The Biggest Surprises, and Contradictions, of the 2018 Midterms
(Bloomberg) -- The 2018 midterm elections gave both parties cause for celebration and disappointment, with Democrats taking control of the House of Representatives thanks to the suburbs and Republicans poised to pad their Senate majority as a result of an unusually skewed political map that was heavy on rural states.
Among the surprises and notable outcomes:
Red States Expand Medicaid, Raise Minimum Wage
Voters in Nebraska, Idaho and Utah approved ballot initiatives to expand Medicaid under the Affordable Care Act, an optional part of the law that many Republican-leaning states previously rejected. The move paves the way for as many as hundreds of thousands of low-income Americans to gain insurance coverage under the safety-net program. In addition, Kansas and Maine elected Democrats as governor, who are likely to enact Medicaid expansions vetoed by their Republican predecessors. A Medicaid ballot measure in Montana is still too close to call, but may fail.
And that wasn’t the only policy usually associated with Democrats that solidly Republican states adopted on Tuesday. Arkansas approved an initiative to raise the minimum wage from $8.50 per hour to $11 by 2021, while Missouri voted to incrementally raise its wage from $7.85 per hour to $12.
Midwestern Political Splits
Voters in Iowa flipped two House seats, electing Democrats in three of the state’s four districts while also electing Republican Kim Reynolds as governor. Kansas filled three of its four House seats with Republicans but elected Democrat Laura Kelly as governor.
The Kansas result also was notable because of the defeat of Republican gubernatorial candidate Kris Kobach, who gained national attention for pushing unsubstantiated claims of widespread voter fraud. Kobach is a close ally of President Donald Trump, whose endorsement helped him win a primary over Governor Jeff Colyer.
The Democrats’ Florida Dilemma
Perhaps the biggest disappointment of the night for Democrats was in two marquee Florida races that Trump threw himself into in the final stretch. Andrew Gillum, a Democrat who roused the party’s base with a message that was both combative and hopeful, conceded the race as he trailed Ron DeSantis by just under 1 percentage point.
And Senator Bill Nelson is headed to a recount after trailing Republican challenger Rick Scott, the current governor, by less than 0.5 points with 100 percent of precincts reporting. That’s 30,000 votes — a lot to make up. The potential defeat stings harder given that incumbent senators almost never lose re-election in a midterm under a president of the opposing party.
The results bode ill for Democrats’ hopes of recapturing the electoral vote-rich Sunshine State in the 2020 presidential election.
Texas Republicans Go Down

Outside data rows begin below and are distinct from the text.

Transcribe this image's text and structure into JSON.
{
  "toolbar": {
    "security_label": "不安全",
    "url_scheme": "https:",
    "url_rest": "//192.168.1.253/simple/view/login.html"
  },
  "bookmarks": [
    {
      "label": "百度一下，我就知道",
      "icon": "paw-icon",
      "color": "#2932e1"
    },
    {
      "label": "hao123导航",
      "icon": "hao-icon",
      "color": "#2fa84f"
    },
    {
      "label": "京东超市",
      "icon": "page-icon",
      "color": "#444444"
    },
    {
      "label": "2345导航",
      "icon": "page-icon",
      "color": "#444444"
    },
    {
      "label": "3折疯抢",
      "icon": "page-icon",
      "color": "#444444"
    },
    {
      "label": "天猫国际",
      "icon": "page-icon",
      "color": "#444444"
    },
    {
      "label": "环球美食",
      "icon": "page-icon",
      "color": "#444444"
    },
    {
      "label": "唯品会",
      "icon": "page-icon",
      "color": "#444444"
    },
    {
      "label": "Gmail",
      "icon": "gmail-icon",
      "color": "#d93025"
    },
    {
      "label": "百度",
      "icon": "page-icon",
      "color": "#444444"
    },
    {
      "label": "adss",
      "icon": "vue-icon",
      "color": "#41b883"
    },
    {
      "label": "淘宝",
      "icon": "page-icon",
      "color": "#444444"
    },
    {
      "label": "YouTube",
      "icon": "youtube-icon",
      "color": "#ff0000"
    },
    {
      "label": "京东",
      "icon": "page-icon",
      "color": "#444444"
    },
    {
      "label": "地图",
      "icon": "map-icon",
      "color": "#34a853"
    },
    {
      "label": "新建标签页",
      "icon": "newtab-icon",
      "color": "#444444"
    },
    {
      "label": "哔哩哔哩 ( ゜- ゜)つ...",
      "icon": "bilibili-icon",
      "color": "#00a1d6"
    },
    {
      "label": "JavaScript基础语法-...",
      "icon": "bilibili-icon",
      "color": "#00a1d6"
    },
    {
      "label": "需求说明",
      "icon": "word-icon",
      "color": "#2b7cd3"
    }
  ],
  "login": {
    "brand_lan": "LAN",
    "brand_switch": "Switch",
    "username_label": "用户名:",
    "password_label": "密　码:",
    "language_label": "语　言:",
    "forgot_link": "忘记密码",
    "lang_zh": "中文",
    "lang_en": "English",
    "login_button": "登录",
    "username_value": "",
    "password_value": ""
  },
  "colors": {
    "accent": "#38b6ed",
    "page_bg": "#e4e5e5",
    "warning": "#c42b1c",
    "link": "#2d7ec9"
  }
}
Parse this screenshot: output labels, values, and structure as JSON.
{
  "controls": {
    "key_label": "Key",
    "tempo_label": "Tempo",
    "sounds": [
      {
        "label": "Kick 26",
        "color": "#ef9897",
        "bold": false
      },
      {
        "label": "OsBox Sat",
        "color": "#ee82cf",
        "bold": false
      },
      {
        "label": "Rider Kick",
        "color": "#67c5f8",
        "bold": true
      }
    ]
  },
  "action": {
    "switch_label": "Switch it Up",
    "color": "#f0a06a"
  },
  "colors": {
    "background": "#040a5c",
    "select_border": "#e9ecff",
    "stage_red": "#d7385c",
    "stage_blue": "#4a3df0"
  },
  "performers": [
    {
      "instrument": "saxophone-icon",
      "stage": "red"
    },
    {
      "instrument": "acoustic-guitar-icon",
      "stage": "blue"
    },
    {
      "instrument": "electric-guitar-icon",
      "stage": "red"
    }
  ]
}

Eleven-term Republican Representative Pete Sessions, the chairman of the House Rules Committee, lost his Dallas-area race to Colin Allred, a lawyer and former NFL player. In an added bit of irony, Sessions chaired the GOP’s House campaign committee in 2010, when the party won more than 60 seats seats in a wave election and seized control of the chamber.
Eight-term Representative John Culberson also lost in the Houston area to Lizzie Fletcher.
The Democrats may have Beto O’Rourke to thank after the progressive sensation gave Texas Senator Ted Cruz a surprisingly close run — and in the process boosted Democratic turnout in metropolitan areas, which helped defeat some House GOP incumbents.
The Virginia Bellwether
Virginia’s 7th congressional district has been a unique gauge for the mood of the country. It had been held by Republican House Majority Leader Eric Cantor for nearly 14 years when the party was steeped in traditional conservatism. It was seized by Dave Brat in a stunning primary upset in 2014 as part of the GOP Tea Party revolt that presaged the rise of Trump.
Now in the era of the liberal resistance, this suburban-rural hybrid district has elected Abigail Spanberger, helping Democrats take over the House majority.
GOP Tax Writers Are Toppled
Representative Peter Roskam of Illinois lost his re-election bid after serving as the chairman of the House Ways & Means tax subcommittee during the drafting of the Republican tax law, the party’s signature legislative achievement in Trump’s first two years. While his upscale suburban district made him a Democratic target, his defeat is darkly symbolic as a public rebuke to the tax law that GOP operatives initially hoped would save their majority.
And he wasn’t the only Republican tax writer to lose on Tuesday. Minnesota’s Erik Paulsen, Florida’s Carlos Curbelo, and Michigan’s Mike Bishop all lost their re-election bids. Pennsylvania’s Jim Renacci lost a Senate bid against Democratic incumbent Bob Casey.
©2018 Bloomberg L.P.